◆ Saved data entries ◆
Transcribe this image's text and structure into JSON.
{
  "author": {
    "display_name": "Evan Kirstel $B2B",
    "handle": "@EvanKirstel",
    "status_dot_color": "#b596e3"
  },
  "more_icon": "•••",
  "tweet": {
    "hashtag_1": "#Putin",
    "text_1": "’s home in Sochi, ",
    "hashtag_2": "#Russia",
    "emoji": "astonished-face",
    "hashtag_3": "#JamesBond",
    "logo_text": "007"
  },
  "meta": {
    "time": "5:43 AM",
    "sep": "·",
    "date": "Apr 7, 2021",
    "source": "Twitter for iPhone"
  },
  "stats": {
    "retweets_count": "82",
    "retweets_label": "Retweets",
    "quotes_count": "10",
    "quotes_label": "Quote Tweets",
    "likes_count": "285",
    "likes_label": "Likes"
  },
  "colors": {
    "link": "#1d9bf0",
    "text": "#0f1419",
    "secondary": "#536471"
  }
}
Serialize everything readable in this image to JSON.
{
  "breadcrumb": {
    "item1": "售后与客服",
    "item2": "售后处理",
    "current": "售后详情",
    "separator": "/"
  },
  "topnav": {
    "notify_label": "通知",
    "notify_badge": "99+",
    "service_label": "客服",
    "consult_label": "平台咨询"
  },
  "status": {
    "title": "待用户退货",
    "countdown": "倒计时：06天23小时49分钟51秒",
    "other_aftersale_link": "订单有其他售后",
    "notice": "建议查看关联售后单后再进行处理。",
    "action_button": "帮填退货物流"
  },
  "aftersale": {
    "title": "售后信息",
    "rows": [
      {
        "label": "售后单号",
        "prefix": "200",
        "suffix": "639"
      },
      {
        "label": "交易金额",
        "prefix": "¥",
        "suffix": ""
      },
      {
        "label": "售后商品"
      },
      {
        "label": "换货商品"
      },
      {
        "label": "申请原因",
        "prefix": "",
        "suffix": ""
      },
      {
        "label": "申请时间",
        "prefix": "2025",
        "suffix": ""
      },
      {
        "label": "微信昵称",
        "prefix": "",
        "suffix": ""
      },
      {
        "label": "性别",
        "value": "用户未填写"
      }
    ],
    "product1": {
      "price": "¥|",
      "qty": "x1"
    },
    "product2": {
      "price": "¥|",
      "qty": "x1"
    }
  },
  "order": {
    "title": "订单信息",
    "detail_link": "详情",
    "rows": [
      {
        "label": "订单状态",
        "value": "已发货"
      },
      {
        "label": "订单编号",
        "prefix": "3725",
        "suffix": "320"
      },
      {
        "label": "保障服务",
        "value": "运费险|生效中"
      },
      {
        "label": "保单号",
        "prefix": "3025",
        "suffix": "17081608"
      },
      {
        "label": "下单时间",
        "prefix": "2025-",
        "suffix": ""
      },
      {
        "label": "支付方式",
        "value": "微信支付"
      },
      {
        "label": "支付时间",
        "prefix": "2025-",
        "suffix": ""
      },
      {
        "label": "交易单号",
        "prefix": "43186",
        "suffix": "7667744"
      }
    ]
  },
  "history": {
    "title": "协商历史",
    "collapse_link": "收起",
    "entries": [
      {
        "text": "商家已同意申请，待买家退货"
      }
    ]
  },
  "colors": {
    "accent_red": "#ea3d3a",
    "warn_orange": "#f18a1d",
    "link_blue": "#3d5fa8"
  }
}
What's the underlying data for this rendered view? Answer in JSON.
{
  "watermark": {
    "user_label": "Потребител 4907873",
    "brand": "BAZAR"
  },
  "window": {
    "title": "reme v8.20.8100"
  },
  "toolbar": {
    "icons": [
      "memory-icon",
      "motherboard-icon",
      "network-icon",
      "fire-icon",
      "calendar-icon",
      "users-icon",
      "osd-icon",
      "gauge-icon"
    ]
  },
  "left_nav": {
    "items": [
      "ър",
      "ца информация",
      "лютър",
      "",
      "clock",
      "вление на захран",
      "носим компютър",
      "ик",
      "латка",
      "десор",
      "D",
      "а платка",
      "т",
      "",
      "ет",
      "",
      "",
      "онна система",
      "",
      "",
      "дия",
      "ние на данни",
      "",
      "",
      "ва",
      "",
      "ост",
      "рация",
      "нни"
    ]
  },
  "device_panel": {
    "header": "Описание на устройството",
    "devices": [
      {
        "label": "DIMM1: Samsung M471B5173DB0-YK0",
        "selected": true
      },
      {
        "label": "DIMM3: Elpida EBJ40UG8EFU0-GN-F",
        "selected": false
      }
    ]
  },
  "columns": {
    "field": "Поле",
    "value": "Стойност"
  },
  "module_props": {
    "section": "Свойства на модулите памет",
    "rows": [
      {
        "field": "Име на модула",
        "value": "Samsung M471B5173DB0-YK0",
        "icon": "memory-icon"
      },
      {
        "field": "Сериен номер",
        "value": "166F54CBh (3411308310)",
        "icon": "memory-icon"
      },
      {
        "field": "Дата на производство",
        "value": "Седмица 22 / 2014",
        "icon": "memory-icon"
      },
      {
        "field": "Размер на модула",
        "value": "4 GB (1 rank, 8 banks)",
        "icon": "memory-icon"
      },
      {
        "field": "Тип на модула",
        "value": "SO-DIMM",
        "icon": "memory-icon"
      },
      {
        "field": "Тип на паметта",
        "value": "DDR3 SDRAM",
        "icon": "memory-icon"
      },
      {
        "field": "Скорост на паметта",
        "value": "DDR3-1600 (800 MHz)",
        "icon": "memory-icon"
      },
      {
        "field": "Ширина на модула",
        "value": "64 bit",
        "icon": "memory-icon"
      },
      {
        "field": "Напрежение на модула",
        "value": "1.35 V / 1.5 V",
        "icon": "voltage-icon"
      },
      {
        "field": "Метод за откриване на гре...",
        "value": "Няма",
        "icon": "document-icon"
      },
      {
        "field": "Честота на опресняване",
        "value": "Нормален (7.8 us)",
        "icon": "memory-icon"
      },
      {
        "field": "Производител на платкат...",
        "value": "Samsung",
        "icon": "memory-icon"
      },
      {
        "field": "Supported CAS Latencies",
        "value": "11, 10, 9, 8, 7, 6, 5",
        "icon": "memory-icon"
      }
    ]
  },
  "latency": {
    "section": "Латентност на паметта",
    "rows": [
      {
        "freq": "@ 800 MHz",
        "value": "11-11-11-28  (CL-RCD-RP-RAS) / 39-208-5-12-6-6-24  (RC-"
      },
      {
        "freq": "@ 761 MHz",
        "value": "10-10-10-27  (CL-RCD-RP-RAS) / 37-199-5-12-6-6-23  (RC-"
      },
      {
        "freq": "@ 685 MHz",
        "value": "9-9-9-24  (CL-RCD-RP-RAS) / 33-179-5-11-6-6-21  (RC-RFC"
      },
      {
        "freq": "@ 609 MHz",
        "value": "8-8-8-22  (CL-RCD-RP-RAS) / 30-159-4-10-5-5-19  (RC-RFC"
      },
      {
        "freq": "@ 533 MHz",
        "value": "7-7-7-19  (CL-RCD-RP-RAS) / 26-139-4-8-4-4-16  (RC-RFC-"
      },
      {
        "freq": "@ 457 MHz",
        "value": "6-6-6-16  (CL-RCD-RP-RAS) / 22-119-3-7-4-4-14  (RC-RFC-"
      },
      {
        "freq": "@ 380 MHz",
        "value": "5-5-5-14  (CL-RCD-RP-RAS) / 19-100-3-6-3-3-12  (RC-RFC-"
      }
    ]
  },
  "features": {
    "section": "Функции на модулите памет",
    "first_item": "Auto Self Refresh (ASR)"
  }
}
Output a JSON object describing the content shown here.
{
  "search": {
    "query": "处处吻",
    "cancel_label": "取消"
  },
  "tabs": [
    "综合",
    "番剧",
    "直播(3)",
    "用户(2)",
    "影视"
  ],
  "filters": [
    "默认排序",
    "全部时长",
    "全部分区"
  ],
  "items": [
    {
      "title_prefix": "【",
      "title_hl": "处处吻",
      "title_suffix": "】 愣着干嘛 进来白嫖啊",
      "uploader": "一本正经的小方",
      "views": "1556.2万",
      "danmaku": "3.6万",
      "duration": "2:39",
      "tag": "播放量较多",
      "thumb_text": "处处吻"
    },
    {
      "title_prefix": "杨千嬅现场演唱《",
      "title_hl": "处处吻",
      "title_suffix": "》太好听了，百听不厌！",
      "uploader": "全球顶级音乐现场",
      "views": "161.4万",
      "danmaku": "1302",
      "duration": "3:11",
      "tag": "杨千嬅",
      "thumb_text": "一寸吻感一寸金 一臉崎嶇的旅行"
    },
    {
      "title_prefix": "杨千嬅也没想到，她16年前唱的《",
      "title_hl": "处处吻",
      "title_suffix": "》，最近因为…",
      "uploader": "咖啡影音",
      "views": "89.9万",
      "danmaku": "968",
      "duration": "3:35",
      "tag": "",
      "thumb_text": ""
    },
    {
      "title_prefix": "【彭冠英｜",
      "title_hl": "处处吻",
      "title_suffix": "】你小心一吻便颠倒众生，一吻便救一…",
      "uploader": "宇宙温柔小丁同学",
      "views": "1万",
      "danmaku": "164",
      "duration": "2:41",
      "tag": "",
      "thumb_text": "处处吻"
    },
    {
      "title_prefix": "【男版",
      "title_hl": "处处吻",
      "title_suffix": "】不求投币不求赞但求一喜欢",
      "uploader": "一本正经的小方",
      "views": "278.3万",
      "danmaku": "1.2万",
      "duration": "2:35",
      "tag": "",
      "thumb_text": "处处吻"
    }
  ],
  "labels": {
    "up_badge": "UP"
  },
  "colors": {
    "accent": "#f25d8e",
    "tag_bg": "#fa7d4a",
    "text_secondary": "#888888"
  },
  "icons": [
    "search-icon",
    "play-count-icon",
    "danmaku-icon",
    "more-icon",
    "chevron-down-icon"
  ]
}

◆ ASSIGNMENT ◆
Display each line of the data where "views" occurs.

◆ RESULT OF THE TASK ◆
      "views": "1556.2万",
      "views": "161.4万",
      "views": "89.9万",
      "views": "1万",
      "views": "278.3万",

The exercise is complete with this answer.